• [Work item]:
Each line of the records needs to be written out exactly, with any image left out.

• [Records for processing]:

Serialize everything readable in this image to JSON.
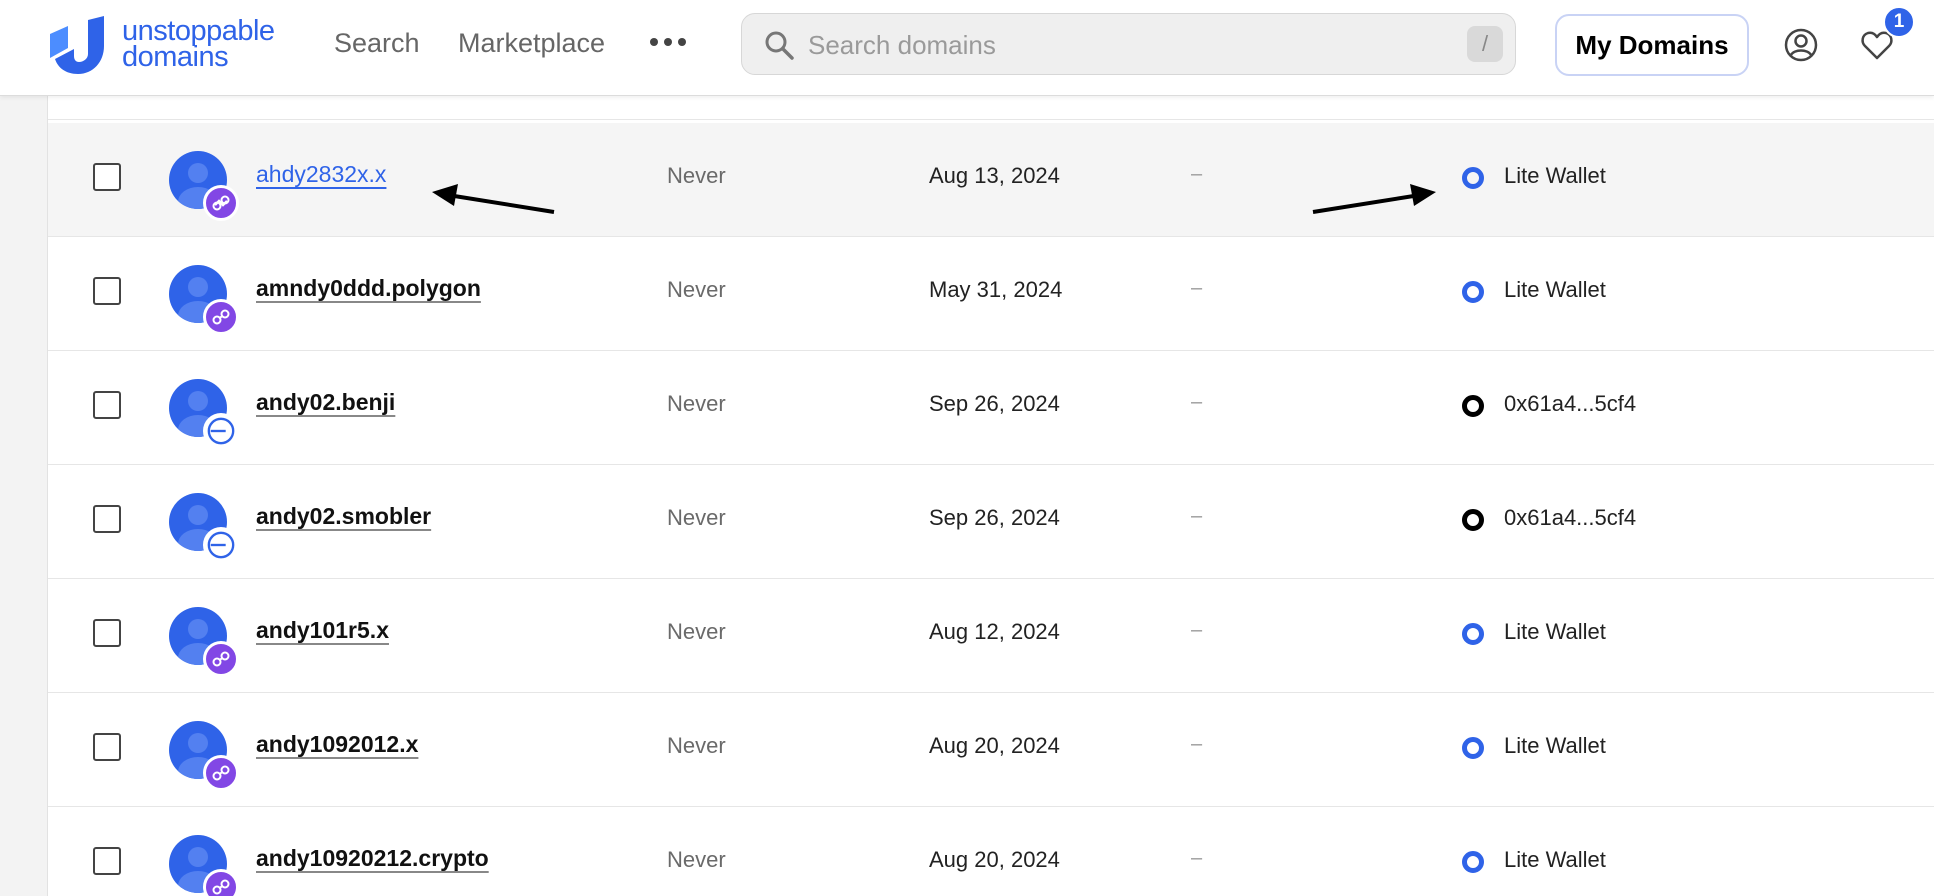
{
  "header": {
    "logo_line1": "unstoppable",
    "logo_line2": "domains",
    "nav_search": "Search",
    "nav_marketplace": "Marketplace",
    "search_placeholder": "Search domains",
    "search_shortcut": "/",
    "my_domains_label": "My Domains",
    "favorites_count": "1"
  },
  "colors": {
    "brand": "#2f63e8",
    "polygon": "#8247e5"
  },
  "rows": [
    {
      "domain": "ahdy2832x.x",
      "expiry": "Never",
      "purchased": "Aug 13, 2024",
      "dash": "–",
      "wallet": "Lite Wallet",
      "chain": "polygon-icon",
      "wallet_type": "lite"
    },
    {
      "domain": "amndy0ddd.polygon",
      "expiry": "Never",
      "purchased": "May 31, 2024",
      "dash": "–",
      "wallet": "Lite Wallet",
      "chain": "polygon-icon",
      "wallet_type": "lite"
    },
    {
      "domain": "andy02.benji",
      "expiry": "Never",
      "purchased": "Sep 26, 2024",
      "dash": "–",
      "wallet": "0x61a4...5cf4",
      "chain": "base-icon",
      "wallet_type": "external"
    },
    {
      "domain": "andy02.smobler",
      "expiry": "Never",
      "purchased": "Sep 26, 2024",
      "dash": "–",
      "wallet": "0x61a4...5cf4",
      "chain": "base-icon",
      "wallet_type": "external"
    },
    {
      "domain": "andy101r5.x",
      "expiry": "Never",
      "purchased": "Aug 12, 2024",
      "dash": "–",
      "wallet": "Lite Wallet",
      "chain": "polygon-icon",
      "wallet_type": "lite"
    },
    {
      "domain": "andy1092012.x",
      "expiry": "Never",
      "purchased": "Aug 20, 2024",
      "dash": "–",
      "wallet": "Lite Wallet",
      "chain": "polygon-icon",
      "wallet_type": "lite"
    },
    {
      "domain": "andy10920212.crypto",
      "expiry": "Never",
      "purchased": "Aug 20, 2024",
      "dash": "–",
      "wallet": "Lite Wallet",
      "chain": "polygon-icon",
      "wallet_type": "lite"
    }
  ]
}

• [Answer area]:
Serialize everything readable in this image to JSON.
{
  "header": {
    "logo_line1": "unstoppable",
    "logo_line2": "domains",
    "nav_search": "Search",
    "nav_marketplace": "Marketplace",
    "search_placeholder": "Search domains",
    "search_shortcut": "/",
    "my_domains_label": "My Domains",
    "favorites_count": "1"
  },
  "colors": {
    "brand": "#2f63e8",
    "polygon": "#8247e5"
  },
  "rows": [
    {
      "domain": "ahdy2832x.x",
      "expiry": "Never",
      "purchased": "Aug 13, 2024",
      "dash": "–",
      "wallet": "Lite Wallet",
      "chain": "polygon-icon",
      "wallet_type": "lite"
    },
    {
      "domain": "amndy0ddd.polygon",
      "expiry": "Never",
      "purchased": "May 31, 2024",
      "dash": "–",
      "wallet": "Lite Wallet",
      "chain": "polygon-icon",
      "wallet_type": "lite"
    },
    {
      "domain": "andy02.benji",
      "expiry": "Never",
      "purchased": "Sep 26, 2024",
      "dash": "–",
      "wallet": "0x61a4...5cf4",
      "chain": "base-icon",
      "wallet_type": "external"
    },
    {
      "domain": "andy02.smobler",
      "expiry": "Never",
      "purchased": "Sep 26, 2024",
      "dash": "–",
      "wallet": "0x61a4...5cf4",
      "chain": "base-icon",
      "wallet_type": "external"
    },
    {
      "domain": "andy101r5.x",
      "expiry": "Never",
      "purchased": "Aug 12, 2024",
      "dash": "–",
      "wallet": "Lite Wallet",
      "chain": "polygon-icon",
      "wallet_type": "lite"
    },
    {
      "domain": "andy1092012.x",
      "expiry": "Never",
      "purchased": "Aug 20, 2024",
      "dash": "–",
      "wallet": "Lite Wallet",
      "chain": "polygon-icon",
      "wallet_type": "lite"
    },
    {
      "domain": "andy10920212.crypto",
      "expiry": "Never",
      "purchased": "Aug 20, 2024",
      "dash": "–",
      "wallet": "Lite Wallet",
      "chain": "polygon-icon",
      "wallet_type": "lite"
    }
  ]
}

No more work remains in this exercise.